“To put it simply, the students can hardly put the book down! They are totally captured by your unfolding of the tragedy involving Kip Kinkel, and the discussions are spirited and emotional. Attached is the reader’s response exercise they complete for each assigned reading. It allows for them to make their own comments in response to what they have read. The comments I have received thus far are extraordinary.
“I just wanted to let you know how well received your book has been. You’ve written an important book, and one which begs further thought and understanding into our societal tendencies towards violence. Now, I am so pleased that you are publishing
SCHOOL SHOOTINGS – What Every Parent and Educator Needs to Know to Protect Our Children, and I plan to use it next semester and for many more to come.”Vicki M. Pettus, Professor, Kentucky State University

The roots of school shootings

Saturday, May 24th, 2008
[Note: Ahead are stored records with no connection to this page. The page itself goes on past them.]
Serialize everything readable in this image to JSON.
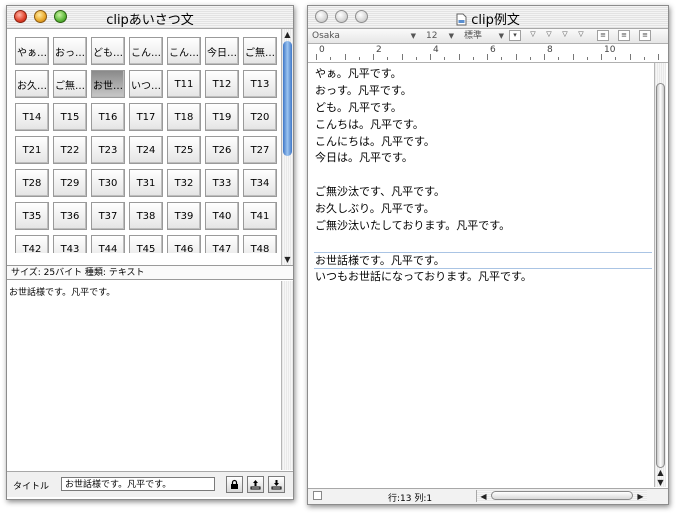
{
  "left_window": {
    "title": "clipあいさつ文",
    "cells": [
      "やぁ…",
      "おっ…",
      "ども…",
      "こん…",
      "こん…",
      "今日…",
      "ご無…",
      "お久…",
      "ご無…",
      "お世…",
      "いつ…",
      "T11",
      "T12",
      "T13",
      "T14",
      "T15",
      "T16",
      "T17",
      "T18",
      "T19",
      "T20",
      "T21",
      "T22",
      "T23",
      "T24",
      "T25",
      "T26",
      "T27",
      "T28",
      "T29",
      "T30",
      "T31",
      "T32",
      "T33",
      "T34",
      "T35",
      "T36",
      "T37",
      "T38",
      "T39",
      "T40",
      "T41",
      "T42",
      "T43",
      "T44",
      "T45",
      "T46",
      "T47",
      "T48"
    ],
    "selected_index": 9,
    "info": "サイズ: 25バイト  種類: テキスト",
    "preview_text": "お世話様です。凡平です。",
    "title_label": "タイトル",
    "title_value": "お世話様です。凡平です。"
  },
  "right_window": {
    "title": "clip例文",
    "font": "Osaka",
    "size": "12",
    "style": "標準",
    "ruler_numbers": [
      "0",
      "2",
      "4",
      "6",
      "8",
      "10"
    ],
    "lines": [
      "やぁ。凡平です。",
      "おっす。凡平です。",
      "ども。凡平です。",
      "こんちは。凡平です。",
      "こんにちは。凡平です。",
      "今日は。凡平です。",
      "",
      "ご無沙汰です、凡平です。",
      "お久しぶり。凡平です。",
      "ご無沙汰いたしております。凡平です。",
      "",
      "お世話様です。凡平です。",
      "いつもお世話になっております。凡平です。"
    ],
    "highlight_index": 11,
    "status": "行:13 列:1"
  }
}
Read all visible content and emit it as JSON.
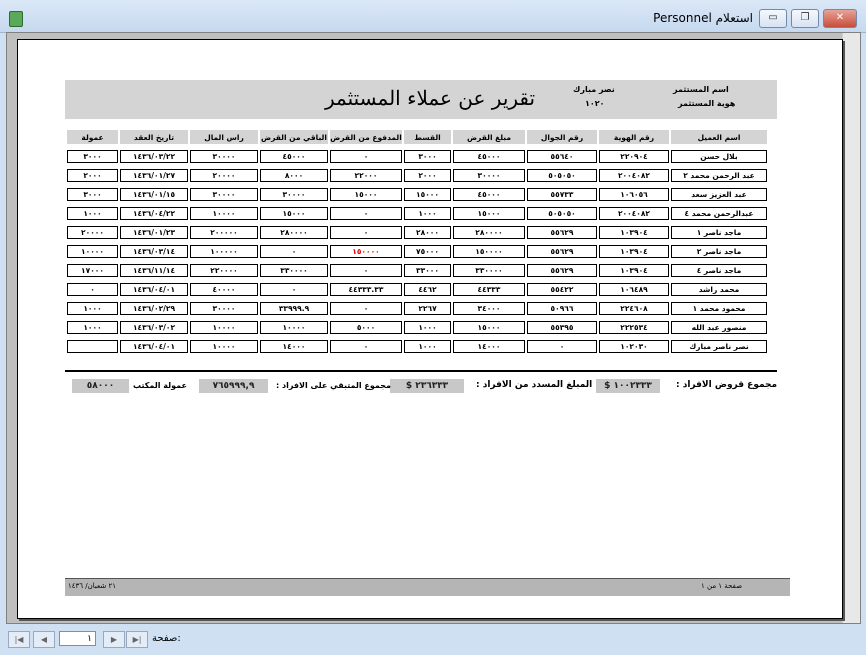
{
  "window": {
    "title": "Personnel استعلام",
    "minimize_label": "▭",
    "restore_label": "❐",
    "close_label": "✕"
  },
  "report": {
    "title": "تقرير عن عملاء المستثمر",
    "investor_name_label": "اسم المستثمر",
    "investor_id_label": "هوية المستثمر",
    "investor_name_value": "نصر مبارك",
    "investor_id_value": "١٠٢٠"
  },
  "table": {
    "columns": [
      "اسم العميل",
      "رقم الهوية",
      "رقم الجوال",
      "مبلغ القرض",
      "القسط",
      "المدفوع من القرض",
      "الباقي من القرض",
      "راس المال",
      "تاريخ العقد",
      "عمولة"
    ],
    "rows": [
      [
        "بلال حسن",
        "٢٢٠٩٠٤",
        "٥٥٦٤٠",
        "٤٥٠٠٠",
        "٣٠٠٠",
        "٠",
        "٤٥٠٠٠",
        "٣٠٠٠٠",
        "١٤٣٦/٠٣/٢٢",
        "٣٠٠٠"
      ],
      [
        "عبد الرحمن محمد ٢",
        "٢٠٠٤٠٨٢",
        "٥٠٥٠٥٠",
        "٣٠٠٠٠",
        "٢٠٠٠",
        "٢٢٠٠٠",
        "٨٠٠٠",
        "٢٠٠٠٠",
        "١٤٣٦/٠١/٢٧",
        "٢٠٠٠"
      ],
      [
        "عبد العزيز سعد",
        "١٠٦٠٥٦",
        "٥٥٧٣٣",
        "٤٥٠٠٠",
        "١٥٠٠٠",
        "١٥٠٠٠",
        "٣٠٠٠٠",
        "٣٠٠٠٠",
        "١٤٣٦/٠١/١٥",
        "٣٠٠٠"
      ],
      [
        "عبدالرحمن محمد ٤",
        "٢٠٠٤٠٨٢",
        "٥٠٥٠٥٠",
        "١٥٠٠٠",
        "١٠٠٠",
        "٠",
        "١٥٠٠٠",
        "١٠٠٠٠",
        "١٤٣٦/٠٤/٢٢",
        "١٠٠٠"
      ],
      [
        "ماجد ناصر ١",
        "١٠٣٩٠٤",
        "٥٥٦٢٩",
        "٢٨٠٠٠٠",
        "٢٨٠٠٠",
        "٠",
        "٢٨٠٠٠٠",
        "٢٠٠٠٠٠",
        "١٤٣٦/٠١/٢٣",
        "٢٠٠٠٠"
      ],
      [
        "ماجد ناصر ٢",
        "١٠٣٩٠٤",
        "٥٥٦٢٩",
        "١٥٠٠٠٠",
        "٧٥٠٠٠",
        "١٥٠٠٠٠",
        "٠",
        "١٠٠٠٠٠",
        "١٤٣٦/٠٣/١٤",
        "١٠٠٠٠"
      ],
      [
        "ماجد ناصر ٤",
        "١٠٣٩٠٤",
        "٥٥٦٢٩",
        "٣٣٠٠٠٠",
        "٣٣٠٠٠",
        "٠",
        "٣٣٠٠٠٠",
        "٢٢٠٠٠٠",
        "١٤٣٦/١١/١٤",
        "١٧٠٠٠"
      ],
      [
        "محمد راشد",
        "١٠٦٤٨٩",
        "٥٥٤٢٢",
        "٤٤٣٣٣",
        "٤٤٦٢",
        "٤٤٣٣٣.٣٣",
        "٠",
        "٤٠٠٠٠",
        "١٤٣٦/٠٤/٠١",
        "٠"
      ],
      [
        "محمود محمد ١",
        "٢٢٤٦٠٨",
        "٥٠٩٦٦",
        "٣٤٠٠٠",
        "٢٢٦٧",
        "٠",
        "٣٣٩٩٩.٩",
        "٣٠٠٠٠",
        "١٤٣٦/٠٢/٢٩",
        "١٠٠٠"
      ],
      [
        "منصور عبد الله",
        "٢٢٢٥٣٤",
        "٥٥٣٩٥",
        "١٥٠٠٠",
        "١٠٠٠",
        "٥٠٠٠",
        "١٠٠٠٠",
        "١٠٠٠٠",
        "١٤٣٦/٠٣/٠٢",
        "١٠٠٠"
      ],
      [
        "نصر ناصر مبارك",
        "١٠٢٠٣٠",
        "٠",
        "١٤٠٠٠",
        "١٠٠٠",
        "٠",
        "١٤٠٠٠",
        "١٠٠٠٠",
        "١٤٣٦/٠٤/٠١",
        ""
      ]
    ]
  },
  "summary": {
    "total_loans_label": "مجموع قروض الافراد :",
    "total_loans_value": "١٠٠٢٣٣٣",
    "paid_label": "المبلغ المسدد من الافراد :",
    "paid_value": "٢٣٦٣٣٣",
    "remaining_label": "مجموع المتبقي على الافراد :",
    "remaining_value": "٧٦٥٩٩٩,٩",
    "office_commission_label": "عمولة المكتب",
    "office_commission_value": "٥٨٠٠٠",
    "currency_symbol": "$"
  },
  "footer": {
    "page_of": "صفحة ١ من ١",
    "date": "٢١ شعبان/ ١٤٣٦"
  },
  "nav": {
    "page_label": "صفحة:",
    "page_value": "١",
    "first_label": "|◀",
    "prev_label": "◀",
    "next_label": "▶",
    "last_label": "▶|"
  },
  "colors": {
    "highlight_red": "#e00000"
  }
}
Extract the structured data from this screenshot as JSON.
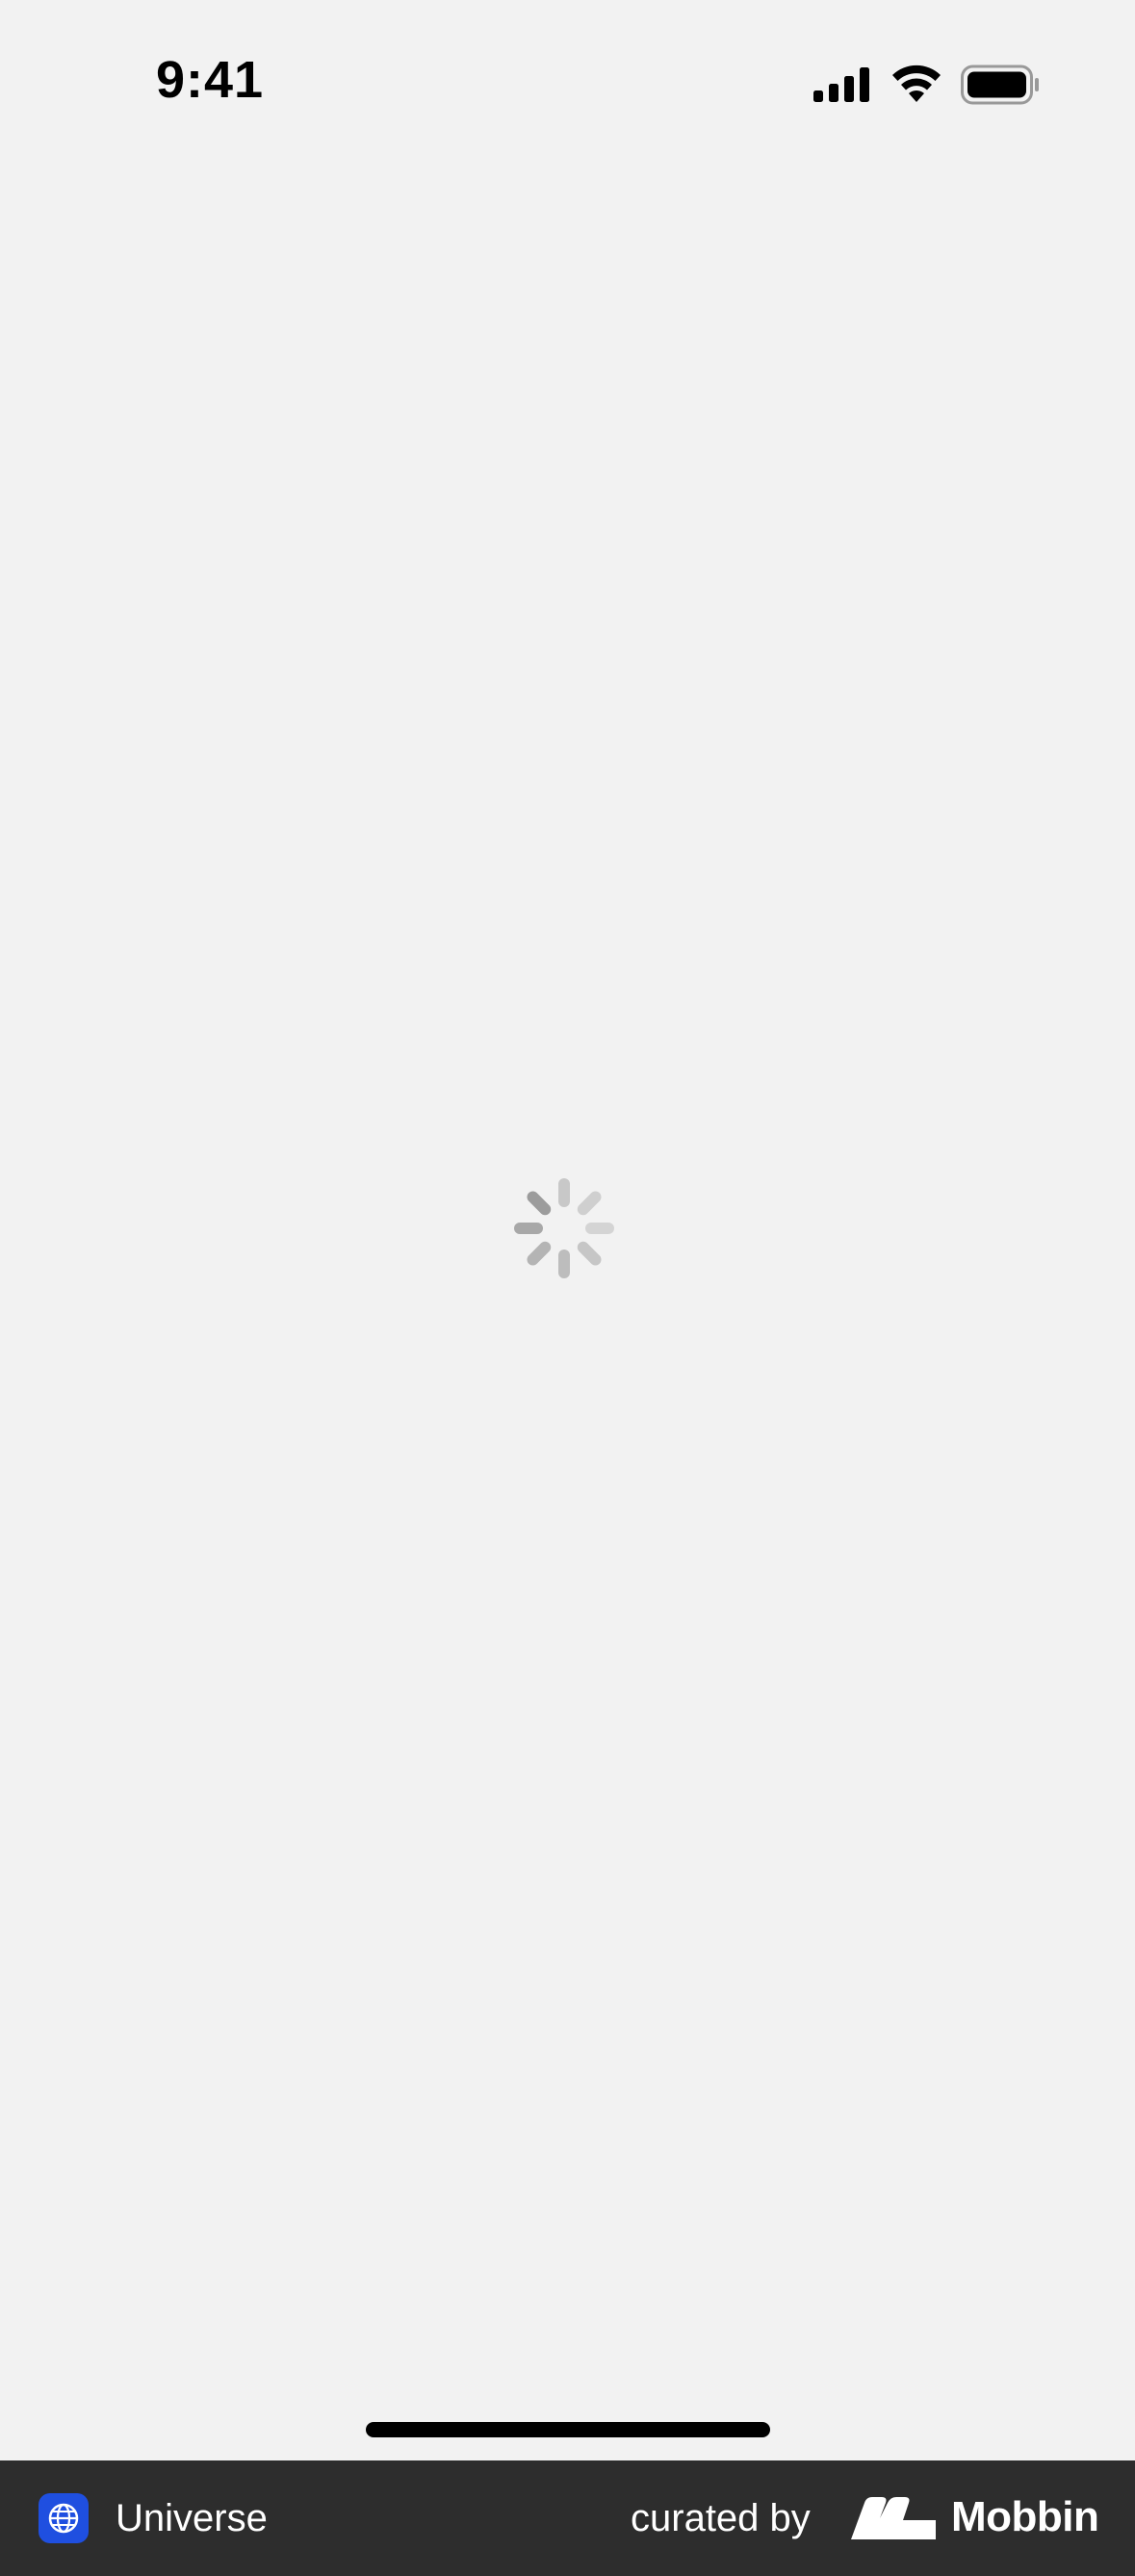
{
  "status_bar": {
    "time": "9:41",
    "icons": [
      "signal-icon",
      "wifi-icon",
      "battery-icon"
    ]
  },
  "main": {
    "state": "loading",
    "spinner_icon": "activity-indicator-icon"
  },
  "footer": {
    "app_name": "Universe",
    "app_icon": "globe-icon",
    "app_icon_color": "#1f4fe0",
    "curated_label": "curated by",
    "brand_name": "Mobbin",
    "brand_icon": "mobbin-logo-icon",
    "background": "#2d2d2d"
  }
}
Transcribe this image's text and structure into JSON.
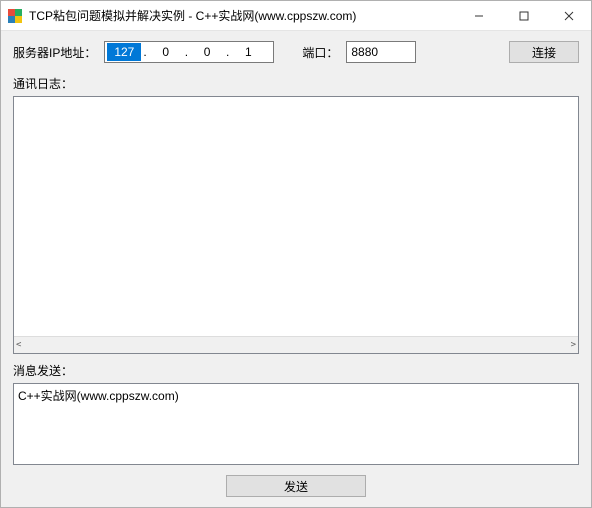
{
  "window": {
    "title": "TCP粘包问题模拟并解决实例 - C++实战网(www.cppszw.com)"
  },
  "form": {
    "ip_label": "服务器IP地址：",
    "ip": {
      "o1": "127",
      "o2": "0",
      "o3": "0",
      "o4": "1"
    },
    "port_label": "端口：",
    "port_value": "8880",
    "connect_label": "连接"
  },
  "log": {
    "label": "通讯日志："
  },
  "message": {
    "label": "消息发送：",
    "value": "C++实战网(www.cppszw.com)",
    "send_label": "发送"
  }
}
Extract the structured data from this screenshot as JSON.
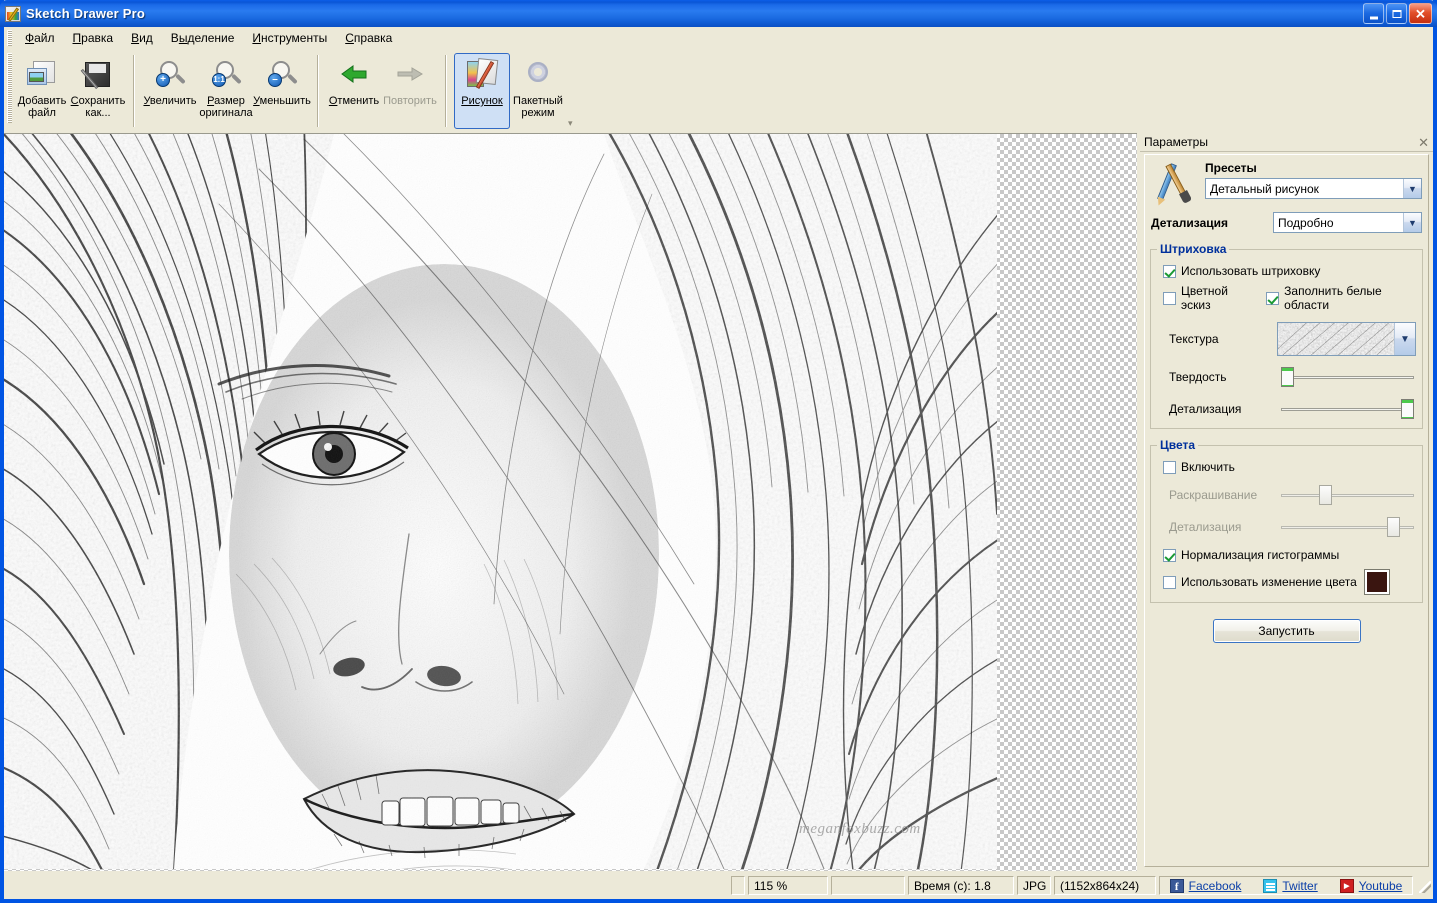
{
  "window": {
    "title": "Sketch Drawer Pro",
    "icon": "app-icon",
    "minimize": "_",
    "maximize": "□",
    "close": "✕"
  },
  "menu": {
    "items": [
      {
        "label": "Файл",
        "accel": "Ф"
      },
      {
        "label": "Правка",
        "accel": "П"
      },
      {
        "label": "Вид",
        "accel": "В"
      },
      {
        "label": "Выделение",
        "accel": "В"
      },
      {
        "label": "Инструменты",
        "accel": "И"
      },
      {
        "label": "Справка",
        "accel": "С"
      }
    ]
  },
  "toolbar": {
    "buttons": [
      {
        "label1": "Добавить",
        "label2": "файл",
        "icon": "add-file-icon",
        "state": "normal"
      },
      {
        "label1": "Сохранить",
        "label2": "как...",
        "icon": "save-as-icon",
        "state": "normal"
      },
      {
        "label1": "Увеличить",
        "label2": "",
        "icon": "zoom-in-icon",
        "state": "normal"
      },
      {
        "label1": "Размер",
        "label2": "оригинала",
        "icon": "zoom-original-icon",
        "state": "normal"
      },
      {
        "label1": "Уменьшить",
        "label2": "",
        "icon": "zoom-out-icon",
        "state": "normal"
      },
      {
        "label1": "Отменить",
        "label2": "",
        "icon": "undo-icon",
        "state": "normal"
      },
      {
        "label1": "Повторить",
        "label2": "",
        "icon": "redo-icon",
        "state": "disabled"
      },
      {
        "label1": "Рисунок",
        "label2": "",
        "icon": "picture-mode-icon",
        "state": "active"
      },
      {
        "label1": "Пакетный",
        "label2": "режим",
        "icon": "batch-mode-icon",
        "state": "normal"
      }
    ],
    "overflow": "▾"
  },
  "canvas": {
    "watermark": "meganfoxbuzz.com",
    "image_alt": "pencil-sketch-portrait"
  },
  "panel": {
    "title": "Параметры",
    "close": "✕",
    "presets": {
      "heading": "Пресеты",
      "value": "Детальный рисунок",
      "arrow": "▼"
    },
    "detail": {
      "label": "Детализация",
      "value": "Подробно",
      "arrow": "▼"
    },
    "hatching": {
      "legend": "Штриховка",
      "use_hatching": {
        "label": "Использовать штриховку",
        "checked": true
      },
      "color_sketch": {
        "label": "Цветной эскиз",
        "checked": false
      },
      "fill_white": {
        "label": "Заполнить белые области",
        "checked": true
      },
      "texture": {
        "label": "Текстура",
        "arrow": "▼"
      },
      "hardness": {
        "label": "Твердость",
        "value": 2
      },
      "detail": {
        "label": "Детализация",
        "value": 97
      }
    },
    "colors": {
      "legend": "Цвета",
      "enable": {
        "label": "Включить",
        "checked": false
      },
      "colorize": {
        "label": "Раскрашивание",
        "value": 34,
        "disabled": true
      },
      "detail": {
        "label": "Детализация",
        "value": 80,
        "disabled": true
      },
      "histogram": {
        "label": "Нормализация гистограммы",
        "checked": true
      },
      "color_change": {
        "label": "Использовать изменение цвета",
        "checked": false
      },
      "swatch_color": "#3a1510"
    },
    "run_button": "Запустить"
  },
  "statusbar": {
    "zoom": "115 %",
    "spacer": "",
    "time": "Время (с): 1.8",
    "format": "JPG",
    "dimensions": "(1152x864x24)",
    "social": [
      {
        "label": "Facebook",
        "icon": "facebook-icon"
      },
      {
        "label": "Twitter",
        "icon": "twitter-icon"
      },
      {
        "label": "Youtube",
        "icon": "youtube-icon"
      }
    ]
  },
  "colors": {
    "titlebar_blue": "#0a56d6",
    "panel_bg": "#ece9d8",
    "group_legend": "#00309c",
    "link": "#0b3fa8",
    "slider_accent": "#4cc94c"
  }
}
As this book points out, the root causes of school shootings lie deep in our society, and in our capacity for denial. While media attention pulls us away into other issues within days or weeks of a major school shooting, the underlying causes continue to fester and grow. Unless we address these, school shootings will continue to ‘surprise and shock’ us, and people will continue to say they never saw it coming. “School Shootings: What Every Parent and Educator Needs to Know to Protect Our Children” tells us how to fit it all together and see what is really going on below the surface. – Frank Perrone